* **WHAT IS EXPECTED**:
Return each entry exactly, with none missing.

(Source records)

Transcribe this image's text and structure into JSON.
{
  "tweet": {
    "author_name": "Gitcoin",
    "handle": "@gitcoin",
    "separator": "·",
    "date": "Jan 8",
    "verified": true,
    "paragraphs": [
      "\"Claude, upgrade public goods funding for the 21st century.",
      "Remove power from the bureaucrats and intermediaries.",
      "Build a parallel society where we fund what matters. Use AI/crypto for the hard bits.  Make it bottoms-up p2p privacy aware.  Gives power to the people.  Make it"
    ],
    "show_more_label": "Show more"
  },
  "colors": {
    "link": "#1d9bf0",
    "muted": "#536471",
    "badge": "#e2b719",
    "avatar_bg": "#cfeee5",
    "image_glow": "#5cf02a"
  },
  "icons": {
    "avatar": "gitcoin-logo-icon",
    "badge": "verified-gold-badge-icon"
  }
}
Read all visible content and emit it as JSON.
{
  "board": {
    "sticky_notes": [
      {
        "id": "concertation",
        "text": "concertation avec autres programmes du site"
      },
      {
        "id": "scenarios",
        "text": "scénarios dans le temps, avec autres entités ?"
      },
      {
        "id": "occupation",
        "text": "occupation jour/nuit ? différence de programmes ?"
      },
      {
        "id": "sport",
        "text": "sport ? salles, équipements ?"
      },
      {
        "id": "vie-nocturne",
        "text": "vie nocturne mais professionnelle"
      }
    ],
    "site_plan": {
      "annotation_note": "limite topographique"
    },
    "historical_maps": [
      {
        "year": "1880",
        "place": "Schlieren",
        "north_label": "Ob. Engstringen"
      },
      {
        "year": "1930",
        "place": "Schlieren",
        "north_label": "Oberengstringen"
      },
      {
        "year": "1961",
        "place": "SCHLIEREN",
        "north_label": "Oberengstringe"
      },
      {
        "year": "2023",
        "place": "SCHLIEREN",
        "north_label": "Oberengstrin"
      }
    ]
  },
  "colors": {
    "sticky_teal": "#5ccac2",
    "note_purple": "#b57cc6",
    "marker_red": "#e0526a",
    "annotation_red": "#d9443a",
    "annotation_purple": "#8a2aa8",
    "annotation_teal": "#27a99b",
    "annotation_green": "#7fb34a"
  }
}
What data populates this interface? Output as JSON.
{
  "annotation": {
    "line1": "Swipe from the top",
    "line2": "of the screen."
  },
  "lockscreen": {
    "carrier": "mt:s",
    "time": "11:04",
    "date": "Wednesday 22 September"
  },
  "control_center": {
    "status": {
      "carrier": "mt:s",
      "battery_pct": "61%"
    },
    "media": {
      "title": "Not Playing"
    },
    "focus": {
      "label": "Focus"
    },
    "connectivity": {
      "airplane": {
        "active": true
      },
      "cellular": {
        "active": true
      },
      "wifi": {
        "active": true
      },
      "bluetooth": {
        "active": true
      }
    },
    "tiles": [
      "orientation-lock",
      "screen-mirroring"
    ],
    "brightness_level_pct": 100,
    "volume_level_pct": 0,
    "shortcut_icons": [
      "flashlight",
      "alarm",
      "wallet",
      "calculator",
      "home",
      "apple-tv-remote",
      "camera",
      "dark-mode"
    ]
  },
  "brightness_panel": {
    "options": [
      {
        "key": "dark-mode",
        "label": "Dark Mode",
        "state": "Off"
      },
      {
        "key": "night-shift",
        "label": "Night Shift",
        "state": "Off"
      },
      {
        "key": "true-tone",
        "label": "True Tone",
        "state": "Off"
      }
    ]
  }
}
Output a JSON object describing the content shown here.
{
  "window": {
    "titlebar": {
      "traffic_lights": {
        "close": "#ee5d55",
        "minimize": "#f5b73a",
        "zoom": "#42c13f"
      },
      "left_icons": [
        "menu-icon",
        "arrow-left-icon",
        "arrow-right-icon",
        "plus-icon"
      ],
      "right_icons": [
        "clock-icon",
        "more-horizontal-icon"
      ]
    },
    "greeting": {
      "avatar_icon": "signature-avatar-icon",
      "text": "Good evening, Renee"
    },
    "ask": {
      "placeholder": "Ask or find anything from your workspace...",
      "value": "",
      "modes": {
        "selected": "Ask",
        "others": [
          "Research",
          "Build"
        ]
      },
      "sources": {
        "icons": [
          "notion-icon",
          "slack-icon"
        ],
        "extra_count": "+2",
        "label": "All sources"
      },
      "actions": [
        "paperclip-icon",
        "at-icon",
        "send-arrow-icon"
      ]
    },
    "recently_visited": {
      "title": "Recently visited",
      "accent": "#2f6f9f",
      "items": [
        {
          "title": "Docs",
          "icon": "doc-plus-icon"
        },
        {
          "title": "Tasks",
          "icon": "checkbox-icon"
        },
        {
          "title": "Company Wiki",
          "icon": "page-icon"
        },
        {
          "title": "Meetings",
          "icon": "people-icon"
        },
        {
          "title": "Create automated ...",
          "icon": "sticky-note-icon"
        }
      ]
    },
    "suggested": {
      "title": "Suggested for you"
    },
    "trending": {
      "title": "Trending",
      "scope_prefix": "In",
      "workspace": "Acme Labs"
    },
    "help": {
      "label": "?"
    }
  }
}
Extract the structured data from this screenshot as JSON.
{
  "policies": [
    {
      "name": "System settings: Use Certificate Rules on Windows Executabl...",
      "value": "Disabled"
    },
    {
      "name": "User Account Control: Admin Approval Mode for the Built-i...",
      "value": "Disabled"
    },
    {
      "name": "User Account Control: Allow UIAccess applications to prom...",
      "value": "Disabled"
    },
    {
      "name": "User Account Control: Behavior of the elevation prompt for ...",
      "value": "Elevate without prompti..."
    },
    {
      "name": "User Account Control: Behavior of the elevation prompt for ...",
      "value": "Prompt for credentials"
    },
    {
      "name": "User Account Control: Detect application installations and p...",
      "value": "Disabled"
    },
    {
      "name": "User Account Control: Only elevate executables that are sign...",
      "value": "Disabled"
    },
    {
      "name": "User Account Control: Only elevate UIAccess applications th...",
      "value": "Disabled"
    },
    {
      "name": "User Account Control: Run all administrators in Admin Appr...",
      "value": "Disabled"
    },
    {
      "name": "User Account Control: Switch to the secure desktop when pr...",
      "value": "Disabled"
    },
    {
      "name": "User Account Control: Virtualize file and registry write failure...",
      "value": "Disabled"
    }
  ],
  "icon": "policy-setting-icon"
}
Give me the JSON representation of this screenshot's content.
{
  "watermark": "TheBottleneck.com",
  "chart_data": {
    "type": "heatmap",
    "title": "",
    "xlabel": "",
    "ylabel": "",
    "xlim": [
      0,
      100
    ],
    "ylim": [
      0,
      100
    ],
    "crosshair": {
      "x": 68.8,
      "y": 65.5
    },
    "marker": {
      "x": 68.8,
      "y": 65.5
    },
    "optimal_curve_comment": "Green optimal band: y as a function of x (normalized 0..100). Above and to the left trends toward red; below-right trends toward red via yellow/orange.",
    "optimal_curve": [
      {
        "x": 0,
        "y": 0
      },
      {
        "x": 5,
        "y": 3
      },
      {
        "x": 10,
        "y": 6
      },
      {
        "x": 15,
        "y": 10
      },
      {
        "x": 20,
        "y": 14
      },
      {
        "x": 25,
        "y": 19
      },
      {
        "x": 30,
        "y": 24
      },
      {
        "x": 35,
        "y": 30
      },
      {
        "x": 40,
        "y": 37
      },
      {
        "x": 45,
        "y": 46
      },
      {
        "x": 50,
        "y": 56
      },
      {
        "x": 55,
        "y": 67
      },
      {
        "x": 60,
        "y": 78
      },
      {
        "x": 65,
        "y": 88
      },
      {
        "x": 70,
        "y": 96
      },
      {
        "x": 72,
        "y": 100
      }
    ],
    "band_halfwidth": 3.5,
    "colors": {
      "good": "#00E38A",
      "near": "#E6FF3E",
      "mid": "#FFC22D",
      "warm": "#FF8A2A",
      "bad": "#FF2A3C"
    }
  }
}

* **EXERCISE RESPONSE**:
Transcribe this image's text and structure into JSON.
{
  "tweet": {
    "author_name": "Gitcoin",
    "handle": "@gitcoin",
    "separator": "·",
    "date": "Jan 8",
    "verified": true,
    "paragraphs": [
      "\"Claude, upgrade public goods funding for the 21st century.",
      "Remove power from the bureaucrats and intermediaries.",
      "Build a parallel society where we fund what matters. Use AI/crypto for the hard bits.  Make it bottoms-up p2p privacy aware.  Gives power to the people.  Make it"
    ],
    "show_more_label": "Show more"
  },
  "colors": {
    "link": "#1d9bf0",
    "muted": "#536471",
    "badge": "#e2b719",
    "avatar_bg": "#cfeee5",
    "image_glow": "#5cf02a"
  },
  "icons": {
    "avatar": "gitcoin-logo-icon",
    "badge": "verified-gold-badge-icon"
  }
}
Read all visible content and emit it as JSON.
{
  "board": {
    "sticky_notes": [
      {
        "id": "concertation",
        "text": "concertation avec autres programmes du site"
      },
      {
        "id": "scenarios",
        "text": "scénarios dans le temps, avec autres entités ?"
      },
      {
        "id": "occupation",
        "text": "occupation jour/nuit ? différence de programmes ?"
      },
      {
        "id": "sport",
        "text": "sport ? salles, équipements ?"
      },
      {
        "id": "vie-nocturne",
        "text": "vie nocturne mais professionnelle"
      }
    ],
    "site_plan": {
      "annotation_note": "limite topographique"
    },
    "historical_maps": [
      {
        "year": "1880",
        "place": "Schlieren",
        "north_label": "Ob. Engstringen"
      },
      {
        "year": "1930",
        "place": "Schlieren",
        "north_label": "Oberengstringen"
      },
      {
        "year": "1961",
        "place": "SCHLIEREN",
        "north_label": "Oberengstringe"
      },
      {
        "year": "2023",
        "place": "SCHLIEREN",
        "north_label": "Oberengstrin"
      }
    ]
  },
  "colors": {
    "sticky_teal": "#5ccac2",
    "note_purple": "#b57cc6",
    "marker_red": "#e0526a",
    "annotation_red": "#d9443a",
    "annotation_purple": "#8a2aa8",
    "annotation_teal": "#27a99b",
    "annotation_green": "#7fb34a"
  }
}
What data populates this interface? Output as JSON.
{
  "annotation": {
    "line1": "Swipe from the top",
    "line2": "of the screen."
  },
  "lockscreen": {
    "carrier": "mt:s",
    "time": "11:04",
    "date": "Wednesday 22 September"
  },
  "control_center": {
    "status": {
      "carrier": "mt:s",
      "battery_pct": "61%"
    },
    "media": {
      "title": "Not Playing"
    },
    "focus": {
      "label": "Focus"
    },
    "connectivity": {
      "airplane": {
        "active": true
      },
      "cellular": {
        "active": true
      },
      "wifi": {
        "active": true
      },
      "bluetooth": {
        "active": true
      }
    },
    "tiles": [
      "orientation-lock",
      "screen-mirroring"
    ],
    "brightness_level_pct": 100,
    "volume_level_pct": 0,
    "shortcut_icons": [
      "flashlight",
      "alarm",
      "wallet",
      "calculator",
      "home",
      "apple-tv-remote",
      "camera",
      "dark-mode"
    ]
  },
  "brightness_panel": {
    "options": [
      {
        "key": "dark-mode",
        "label": "Dark Mode",
        "state": "Off"
      },
      {
        "key": "night-shift",
        "label": "Night Shift",
        "state": "Off"
      },
      {
        "key": "true-tone",
        "label": "True Tone",
        "state": "Off"
      }
    ]
  }
}
Output a JSON object describing the content shown here.
{
  "window": {
    "titlebar": {
      "traffic_lights": {
        "close": "#ee5d55",
        "minimize": "#f5b73a",
        "zoom": "#42c13f"
      },
      "left_icons": [
        "menu-icon",
        "arrow-left-icon",
        "arrow-right-icon",
        "plus-icon"
      ],
      "right_icons": [
        "clock-icon",
        "more-horizontal-icon"
      ]
    },
    "greeting": {
      "avatar_icon": "signature-avatar-icon",
      "text": "Good evening, Renee"
    },
    "ask": {
      "placeholder": "Ask or find anything from your workspace...",
      "value": "",
      "modes": {
        "selected": "Ask",
        "others": [
          "Research",
          "Build"
        ]
      },
      "sources": {
        "icons": [
          "notion-icon",
          "slack-icon"
        ],
        "extra_count": "+2",
        "label": "All sources"
      },
      "actions": [
        "paperclip-icon",
        "at-icon",
        "send-arrow-icon"
      ]
    },
    "recently_visited": {
      "title": "Recently visited",
      "accent": "#2f6f9f",
      "items": [
        {
          "title": "Docs",
          "icon": "doc-plus-icon"
        },
        {
          "title": "Tasks",
          "icon": "checkbox-icon"
        },
        {
          "title": "Company Wiki",
          "icon": "page-icon"
        },
        {
          "title": "Meetings",
          "icon": "people-icon"
        },
        {
          "title": "Create automated ...",
          "icon": "sticky-note-icon"
        }
      ]
    },
    "suggested": {
      "title": "Suggested for you"
    },
    "trending": {
      "title": "Trending",
      "scope_prefix": "In",
      "workspace": "Acme Labs"
    },
    "help": {
      "label": "?"
    }
  }
}
Extract the structured data from this screenshot as JSON.
{
  "policies": [
    {
      "name": "System settings: Use Certificate Rules on Windows Executabl...",
      "value": "Disabled"
    },
    {
      "name": "User Account Control: Admin Approval Mode for the Built-i...",
      "value": "Disabled"
    },
    {
      "name": "User Account Control: Allow UIAccess applications to prom...",
      "value": "Disabled"
    },
    {
      "name": "User Account Control: Behavior of the elevation prompt for ...",
      "value": "Elevate without prompti..."
    },
    {
      "name": "User Account Control: Behavior of the elevation prompt for ...",
      "value": "Prompt for credentials"
    },
    {
      "name": "User Account Control: Detect application installations and p...",
      "value": "Disabled"
    },
    {
      "name": "User Account Control: Only elevate executables that are sign...",
      "value": "Disabled"
    },
    {
      "name": "User Account Control: Only elevate UIAccess applications th...",
      "value": "Disabled"
    },
    {
      "name": "User Account Control: Run all administrators in Admin Appr...",
      "value": "Disabled"
    },
    {
      "name": "User Account Control: Switch to the secure desktop when pr...",
      "value": "Disabled"
    },
    {
      "name": "User Account Control: Virtualize file and registry write failure...",
      "value": "Disabled"
    }
  ],
  "icon": "policy-setting-icon"
}
Give me the JSON representation of this screenshot's content.
{
  "watermark": "TheBottleneck.com",
  "chart_data": {
    "type": "heatmap",
    "title": "",
    "xlabel": "",
    "ylabel": "",
    "xlim": [
      0,
      100
    ],
    "ylim": [
      0,
      100
    ],
    "crosshair": {
      "x": 68.8,
      "y": 65.5
    },
    "marker": {
      "x": 68.8,
      "y": 65.5
    },
    "optimal_curve_comment": "Green optimal band: y as a function of x (normalized 0..100). Above and to the left trends toward red; below-right trends toward red via yellow/orange.",
    "optimal_curve": [
      {
        "x": 0,
        "y": 0
      },
      {
        "x": 5,
        "y": 3
      },
      {
        "x": 10,
        "y": 6
      },
      {
        "x": 15,
        "y": 10
      },
      {
        "x": 20,
        "y": 14
      },
      {
        "x": 25,
        "y": 19
      },
      {
        "x": 30,
        "y": 24
      },
      {
        "x": 35,
        "y": 30
      },
      {
        "x": 40,
        "y": 37
      },
      {
        "x": 45,
        "y": 46
      },
      {
        "x": 50,
        "y": 56
      },
      {
        "x": 55,
        "y": 67
      },
      {
        "x": 60,
        "y": 78
      },
      {
        "x": 65,
        "y": 88
      },
      {
        "x": 70,
        "y": 96
      },
      {
        "x": 72,
        "y": 100
      }
    ],
    "band_halfwidth": 3.5,
    "colors": {
      "good": "#00E38A",
      "near": "#E6FF3E",
      "mid": "#FFC22D",
      "warm": "#FF8A2A",
      "bad": "#FF2A3C"
    }
  }
}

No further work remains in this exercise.